1 In 4 homebuyers now put efficiency as a key consideration when purchasing a house and new research based on Government Energy Performance Certificate data has found that buyers of a new build house will save on average around £2,600 a year in energy bills.

The report ‘Watt a Save’ published recently by the Home Builders Federation (HBF), shows that in total, last year’s new build purchasers are saving more than £500m a year on annual energy bills, with new build homes emitting a third of the carbon of an older property, reducing carbon emissions by over 500,000 tonnes.

You can read the report here

An analysis of Government data on the energy efficiency of new build and existing homes, highlights:

  • New build properties significantly reduce households’ energy usage, with the average new home using approximately 100 kWh per m2 per year compared with older properties which require an average of 259kWh per m2.
  • New build properties (houses and flats) save an average of just over £2,000 per property each year, with the average annual running costs for a new build totalling £1,500 as compared to an average of £3,570 for older properties. These savings rise to £2,600 a year when looking at new and old houses alone, rather than smaller properties such as flats or bungalows.
  • 84% of new build homes were rated with an EPC of B or above, while less than 4% of existing dwellings reached the same standard.

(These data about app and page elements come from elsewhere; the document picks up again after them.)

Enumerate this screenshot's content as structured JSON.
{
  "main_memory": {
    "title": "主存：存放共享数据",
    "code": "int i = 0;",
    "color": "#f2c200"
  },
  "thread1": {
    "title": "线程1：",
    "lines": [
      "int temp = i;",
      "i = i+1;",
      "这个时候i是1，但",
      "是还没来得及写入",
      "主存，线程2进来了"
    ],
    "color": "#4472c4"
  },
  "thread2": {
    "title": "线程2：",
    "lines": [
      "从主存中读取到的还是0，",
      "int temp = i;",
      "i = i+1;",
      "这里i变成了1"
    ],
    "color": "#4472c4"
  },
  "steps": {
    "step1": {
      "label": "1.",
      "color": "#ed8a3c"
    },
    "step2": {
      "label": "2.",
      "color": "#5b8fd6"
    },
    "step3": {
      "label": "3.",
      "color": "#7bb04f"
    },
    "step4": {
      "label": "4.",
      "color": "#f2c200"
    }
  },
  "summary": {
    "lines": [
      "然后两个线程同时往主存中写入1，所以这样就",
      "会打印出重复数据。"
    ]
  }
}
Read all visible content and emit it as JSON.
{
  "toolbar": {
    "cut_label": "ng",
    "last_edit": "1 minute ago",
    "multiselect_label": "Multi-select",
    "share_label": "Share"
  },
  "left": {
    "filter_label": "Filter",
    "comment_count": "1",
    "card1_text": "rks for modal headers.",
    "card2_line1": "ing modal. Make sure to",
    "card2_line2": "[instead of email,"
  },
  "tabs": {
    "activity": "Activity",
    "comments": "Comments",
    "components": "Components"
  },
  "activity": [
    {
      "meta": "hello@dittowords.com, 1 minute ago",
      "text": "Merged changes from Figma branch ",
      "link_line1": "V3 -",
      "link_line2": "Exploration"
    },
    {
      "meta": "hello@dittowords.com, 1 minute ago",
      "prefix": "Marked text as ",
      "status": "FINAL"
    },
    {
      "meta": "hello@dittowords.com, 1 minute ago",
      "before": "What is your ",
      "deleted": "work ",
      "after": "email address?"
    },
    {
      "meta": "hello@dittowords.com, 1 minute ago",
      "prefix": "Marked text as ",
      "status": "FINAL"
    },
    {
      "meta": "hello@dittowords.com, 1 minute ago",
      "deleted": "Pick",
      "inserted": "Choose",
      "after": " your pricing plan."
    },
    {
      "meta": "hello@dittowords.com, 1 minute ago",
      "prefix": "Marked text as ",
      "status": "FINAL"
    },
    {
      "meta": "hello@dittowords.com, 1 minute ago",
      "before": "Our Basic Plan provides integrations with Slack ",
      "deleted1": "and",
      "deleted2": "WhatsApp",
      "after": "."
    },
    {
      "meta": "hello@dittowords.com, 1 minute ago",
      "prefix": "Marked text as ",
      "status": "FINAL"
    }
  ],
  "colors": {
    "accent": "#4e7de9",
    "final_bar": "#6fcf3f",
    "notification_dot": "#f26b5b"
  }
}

Despite Government action to try and energy prices manageable, bills are now significantly higher than just a few months ago. While there is some comfort in the recent intervention to cap typical energy bills at £2,500, households in poorly insulated and inefficient older properties will continue to pay more than those living in a new build.

Uncertainty remains as to what happens once the recently announced cap on bills is lifted and, as costs rise, so will the savings that new builds can offer. Without the Government intervention, savings for new build buyers would have risen to more than £4,000 a year from next January; and with average bills rocketing to over £10,000 from next April according to some forecasts, the benefits of living in an energy efficient property will continue to grow.

On top of these dramatic savings, buyers of new homes are also contributing to the country’s progression towards net zero, with each new build producing just a third of the carbon emitted by older homes, a saving of 2.2 tonnes of CO2 every year by using on average 100 kWh of energy per m2 of house space compared to 259 kWh per m2 for an older property.

Not only are new homes built to the most up to date regulations, builders are also demonstrating their commitment to go further, using new technologies and methods to ensure efficiency is embedded to the highest standard from the point of construction. The report also explores some of the most ambitious and forward-thinking examples of new homes in the industry. In contrast, owners of existing properties will often find themselves facing disruptive, extensive and costly retrofit works to bring their homes to the same standard.